[Task details] If an entry includes an image, drop the image and copy the rest verbatim.

[Data about app and page elements]
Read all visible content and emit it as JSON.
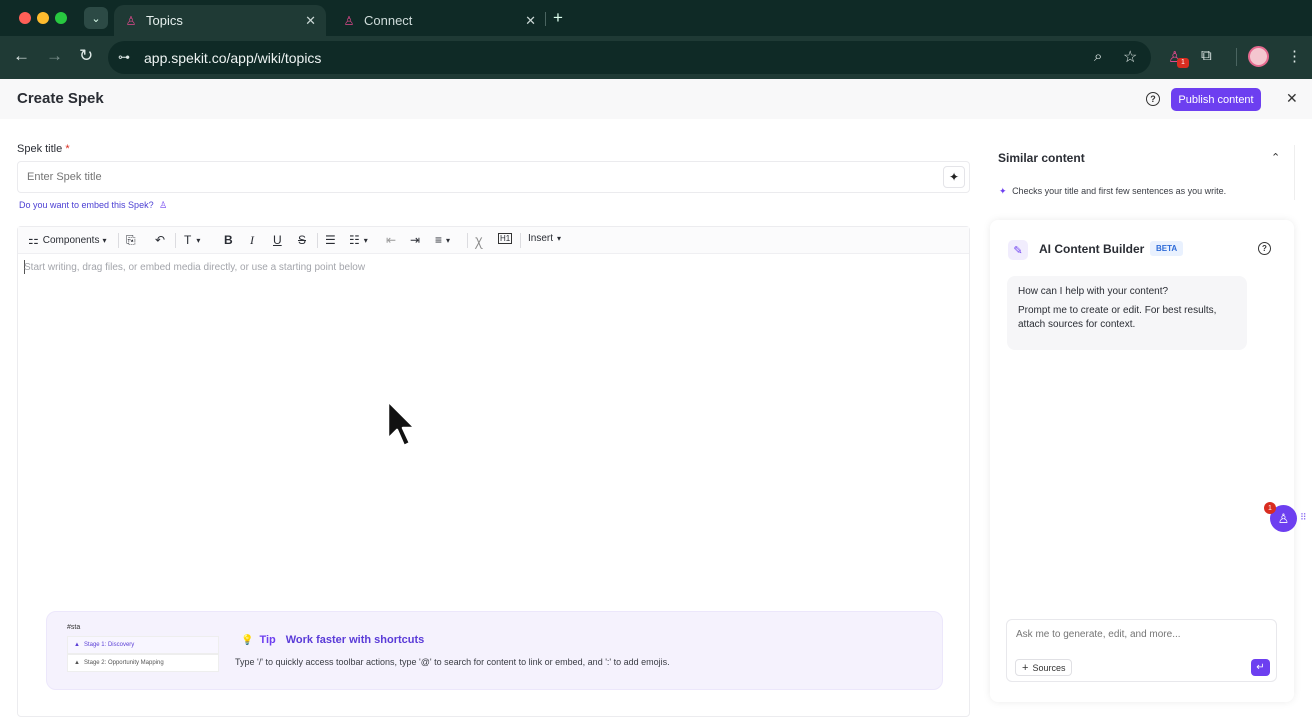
{
  "browser": {
    "tabs": [
      {
        "label": "Topics",
        "active": true
      },
      {
        "label": "Connect",
        "active": false
      }
    ],
    "url": "app.spekit.co/app/wiki/topics",
    "extension_badge": "1"
  },
  "header": {
    "title": "Create Spek",
    "publish_label": "Publish content"
  },
  "form": {
    "title_label": "Spek title",
    "required_mark": "*",
    "title_placeholder": "Enter Spek title",
    "embed_prompt": "Do you want to embed this Spek?"
  },
  "toolbar": {
    "components_label": "Components",
    "insert_label": "Insert"
  },
  "editor": {
    "placeholder": "Start writing, drag files, or embed media directly, or use a starting point below"
  },
  "tip": {
    "tag": "Tip",
    "title": "Work faster with shortcuts",
    "description": "Type '/' to quickly access toolbar actions, type '@' to search for content to link or embed, and ':' to add emojis.",
    "mock_input": "#sta",
    "mock_items": [
      "Stage 1: Discovery",
      "Stage 2: Opportunity Mapping"
    ]
  },
  "similar": {
    "title": "Similar content",
    "note": "Checks your title and first few sentences as you write."
  },
  "ai_builder": {
    "title": "AI Content Builder",
    "badge": "BETA",
    "messages": [
      "How can I help with your content?",
      "Prompt me to create or edit. For best results, attach sources for context."
    ],
    "input_placeholder": "Ask me to generate, edit, and more...",
    "sources_label": "Sources"
  },
  "floating": {
    "badge": "1"
  },
  "colors": {
    "accent": "#6d3ff0",
    "browser_dark": "#0f2a26",
    "browser_mid": "#1f3a35"
  }
}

[Reply to the task]
Read all visible content and emit it as JSON.
{
  "browser": {
    "tabs": [
      {
        "label": "Topics",
        "active": true
      },
      {
        "label": "Connect",
        "active": false
      }
    ],
    "url": "app.spekit.co/app/wiki/topics",
    "extension_badge": "1"
  },
  "header": {
    "title": "Create Spek",
    "publish_label": "Publish content"
  },
  "form": {
    "title_label": "Spek title",
    "required_mark": "*",
    "title_placeholder": "Enter Spek title",
    "embed_prompt": "Do you want to embed this Spek?"
  },
  "toolbar": {
    "components_label": "Components",
    "insert_label": "Insert"
  },
  "editor": {
    "placeholder": "Start writing, drag files, or embed media directly, or use a starting point below"
  },
  "tip": {
    "tag": "Tip",
    "title": "Work faster with shortcuts",
    "description": "Type '/' to quickly access toolbar actions, type '@' to search for content to link or embed, and ':' to add emojis.",
    "mock_input": "#sta",
    "mock_items": [
      "Stage 1: Discovery",
      "Stage 2: Opportunity Mapping"
    ]
  },
  "similar": {
    "title": "Similar content",
    "note": "Checks your title and first few sentences as you write."
  },
  "ai_builder": {
    "title": "AI Content Builder",
    "badge": "BETA",
    "messages": [
      "How can I help with your content?",
      "Prompt me to create or edit. For best results, attach sources for context."
    ],
    "input_placeholder": "Ask me to generate, edit, and more...",
    "sources_label": "Sources"
  },
  "floating": {
    "badge": "1"
  },
  "colors": {
    "accent": "#6d3ff0",
    "browser_dark": "#0f2a26",
    "browser_mid": "#1f3a35"
  }
}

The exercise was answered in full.